At least, to our knowledge, no Octopod should exist at the depth this photograph was taken.
Yet, there he is.
Because of his coloration… the internet has
cleverly stupidly dubbed the new discovery ‘Casper’ and ‘Ghost Octopus’.
The struggle for a name arises from the fact that the exploration that stumbled across this treasure wasn’t looking for biological samples, rather, was diving at an extreme depth of over 4,000 meters to do geological studies. The ROV (Remote Operated Vehicle) Okeanos Explorer discovered the creature northeast of Necker Island (Mokumanamana) in the Hawaiian Archipelago.
The appearance of this animal was unlike any published records and was the deepest observation ever for this type of cephalopod.

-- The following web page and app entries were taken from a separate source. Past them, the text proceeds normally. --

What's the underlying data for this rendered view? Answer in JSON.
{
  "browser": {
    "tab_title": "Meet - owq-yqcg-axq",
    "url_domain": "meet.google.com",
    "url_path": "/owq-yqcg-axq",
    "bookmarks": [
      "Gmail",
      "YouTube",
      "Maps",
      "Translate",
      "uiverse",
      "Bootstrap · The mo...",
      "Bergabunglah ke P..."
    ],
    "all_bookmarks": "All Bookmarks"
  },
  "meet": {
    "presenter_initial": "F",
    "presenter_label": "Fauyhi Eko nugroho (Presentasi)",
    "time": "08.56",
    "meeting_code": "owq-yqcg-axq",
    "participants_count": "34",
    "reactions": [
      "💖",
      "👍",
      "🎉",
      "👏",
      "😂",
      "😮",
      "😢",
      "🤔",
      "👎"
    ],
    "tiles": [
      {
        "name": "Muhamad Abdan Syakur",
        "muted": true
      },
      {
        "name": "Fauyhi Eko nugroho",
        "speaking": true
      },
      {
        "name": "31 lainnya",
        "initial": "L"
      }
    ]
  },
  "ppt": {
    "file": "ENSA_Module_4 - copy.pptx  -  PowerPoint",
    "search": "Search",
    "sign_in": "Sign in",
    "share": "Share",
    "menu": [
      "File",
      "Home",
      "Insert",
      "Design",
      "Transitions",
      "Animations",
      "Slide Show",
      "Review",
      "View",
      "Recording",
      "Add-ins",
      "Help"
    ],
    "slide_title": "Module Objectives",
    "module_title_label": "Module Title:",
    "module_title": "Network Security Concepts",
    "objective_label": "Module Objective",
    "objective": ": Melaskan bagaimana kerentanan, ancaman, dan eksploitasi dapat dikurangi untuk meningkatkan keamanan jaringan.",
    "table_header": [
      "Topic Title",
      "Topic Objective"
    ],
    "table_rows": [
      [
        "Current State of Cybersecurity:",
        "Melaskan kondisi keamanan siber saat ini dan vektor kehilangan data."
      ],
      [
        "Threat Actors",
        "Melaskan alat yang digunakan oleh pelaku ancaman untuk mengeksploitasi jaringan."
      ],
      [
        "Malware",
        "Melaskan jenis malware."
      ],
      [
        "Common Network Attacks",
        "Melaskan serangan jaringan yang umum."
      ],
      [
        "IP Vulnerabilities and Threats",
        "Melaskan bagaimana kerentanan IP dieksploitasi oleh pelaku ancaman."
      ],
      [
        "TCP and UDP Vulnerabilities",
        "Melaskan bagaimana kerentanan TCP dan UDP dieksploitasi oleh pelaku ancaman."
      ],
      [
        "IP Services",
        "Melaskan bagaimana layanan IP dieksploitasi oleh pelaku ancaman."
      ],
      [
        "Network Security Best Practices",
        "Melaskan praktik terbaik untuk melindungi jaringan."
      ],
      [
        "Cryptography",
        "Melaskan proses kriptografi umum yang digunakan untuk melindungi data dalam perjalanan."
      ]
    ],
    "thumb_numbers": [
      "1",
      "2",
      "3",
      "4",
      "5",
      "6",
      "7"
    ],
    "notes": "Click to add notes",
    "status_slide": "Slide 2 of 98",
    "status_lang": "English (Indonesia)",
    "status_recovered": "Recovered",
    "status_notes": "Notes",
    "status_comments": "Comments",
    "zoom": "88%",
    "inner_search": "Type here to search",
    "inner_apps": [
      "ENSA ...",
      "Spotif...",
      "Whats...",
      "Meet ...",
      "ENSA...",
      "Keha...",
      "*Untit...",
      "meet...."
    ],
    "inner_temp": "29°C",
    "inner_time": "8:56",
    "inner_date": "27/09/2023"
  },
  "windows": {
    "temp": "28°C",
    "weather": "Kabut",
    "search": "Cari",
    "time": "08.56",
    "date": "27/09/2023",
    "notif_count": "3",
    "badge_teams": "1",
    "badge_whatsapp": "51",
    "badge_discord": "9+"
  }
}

Deep-sea octopods are easily separated into two distinct groups: (1) the cirrate, or finned, octopods (also known as “dumbo” octopods), characterized by fins on the sides of their bodies and fingerlike cirri associated with the suckers on their arms and (2) incirrate octopods, which lack both fins and cirri and are similar in appearance to common shallow-water Octopus.

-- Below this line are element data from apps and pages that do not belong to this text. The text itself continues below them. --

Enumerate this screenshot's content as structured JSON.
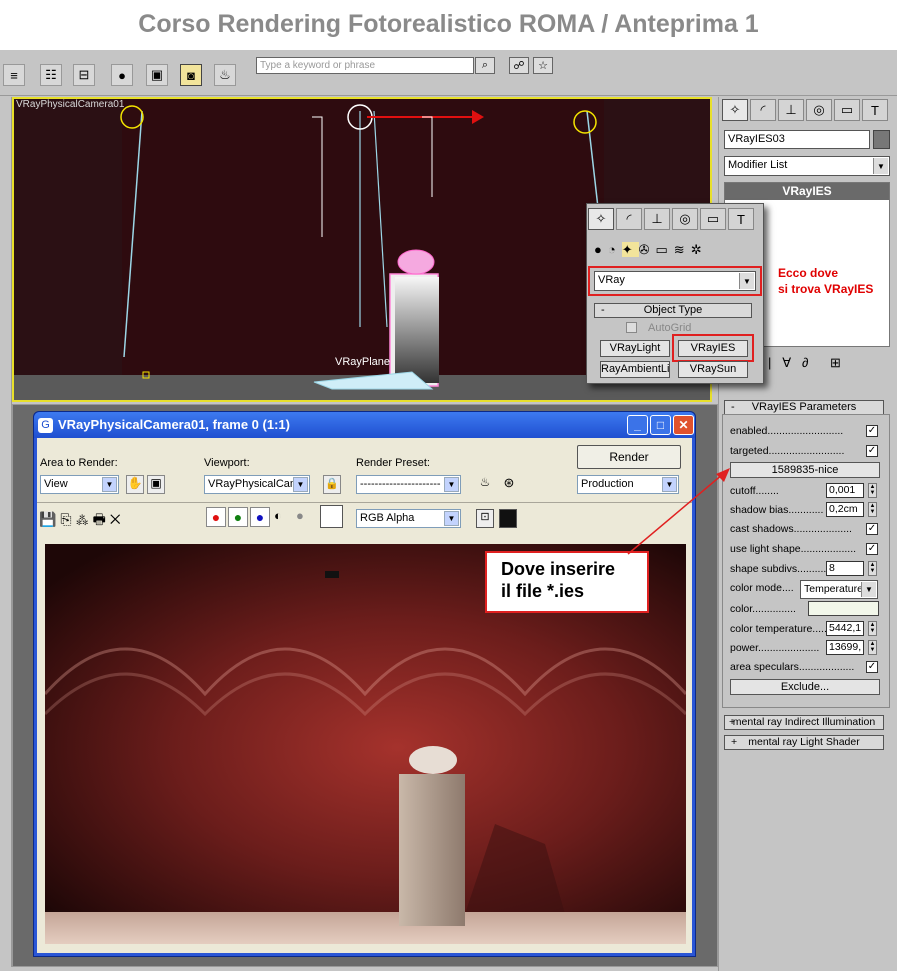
{
  "header": {
    "title": "Corso Rendering Fotorealistico ROMA / Anteprima 1"
  },
  "toolbar": {
    "search_placeholder": "Type a keyword or phrase"
  },
  "viewport": {
    "label": "VRayPhysicalCamera01",
    "plane_label": "VRayPlane"
  },
  "command_panel": {
    "object_name": "VRayIES03",
    "modifier_list": "Modifier List",
    "stack_item": "VRayIES"
  },
  "popup": {
    "category": "VRay",
    "rollout_title": "Object Type",
    "collapse_sign": "-",
    "autogrid": "AutoGrid",
    "buttons": [
      "VRayLight",
      "VRayIES",
      "RayAmbientLig",
      "VRaySun"
    ]
  },
  "annotations": {
    "ecco_line1": "Ecco dove",
    "ecco_line2": "si trova VRayIES",
    "dove_line1": "Dove inserire",
    "dove_line2": "il file *.ies"
  },
  "params": {
    "rollout_title": "VRayIES Parameters",
    "collapse_sign": "-",
    "enabled": "enabled..........................",
    "targeted": "targeted..........................",
    "ies_file": "1589835-nice",
    "cutoff": "cutoff........",
    "cutoff_val": "0,001",
    "shadow_bias": "shadow bias............",
    "shadow_bias_val": "0,2cm",
    "cast_shadows": "cast shadows....................",
    "use_light_shape": "use light shape...................",
    "shape_subdivs": "shape subdivs...........",
    "shape_subdivs_val": "8",
    "color_mode": "color mode....",
    "color_mode_val": "Temperature",
    "color": "color...............",
    "color_temperature": "color temperature......",
    "color_temperature_val": "5442,1",
    "power": "power.....................",
    "power_val": "13699,",
    "area_speculars": "area speculars...................",
    "exclude": "Exclude...",
    "mr_indirect": "mental ray Indirect Illumination",
    "mr_indirect_sign": "+",
    "mr_shader": "mental ray Light Shader",
    "mr_shader_sign": "+",
    "colors": {
      "color_swatch": "#f2f7ea"
    }
  },
  "render_window": {
    "title": "VRayPhysicalCamera01, frame 0 (1:1)",
    "area_label": "Area to Render:",
    "area_value": "View",
    "viewport_label": "Viewport:",
    "viewport_value": "VRayPhysicalCam",
    "preset_label": "Render Preset:",
    "preset_value": "----------------------",
    "render_button": "Render",
    "production_value": "Production",
    "channel_value": "RGB Alpha",
    "min_glyph": "_",
    "max_glyph": "□",
    "close_glyph": "✕"
  }
}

The octopod imaged in detail on this first dive was a member of the second group, the incirrates. A distinctive characteristic was that the suckers were in one, rather than two, series on each arm. This animal was particularly unusual because it lacked the pigment cells, called chromatophores, typical of most cephalopods, and it did not seem very muscular.
It is almost certainly an undescribed species and may not belong to any described genus.
Never trust an Octopus… although they do take out sharks.
But then we will have to breed Sea Lions to deal with the Octopus problem.
But of course, everyone knows sea-lions are the John Stamos’s of the ocean, so they breed like wild-fire. So we’ll need to train up a fleet of killer whales to handle the roving hoards of sea-lions.
Because we all know killer whales like to be trained and love humans.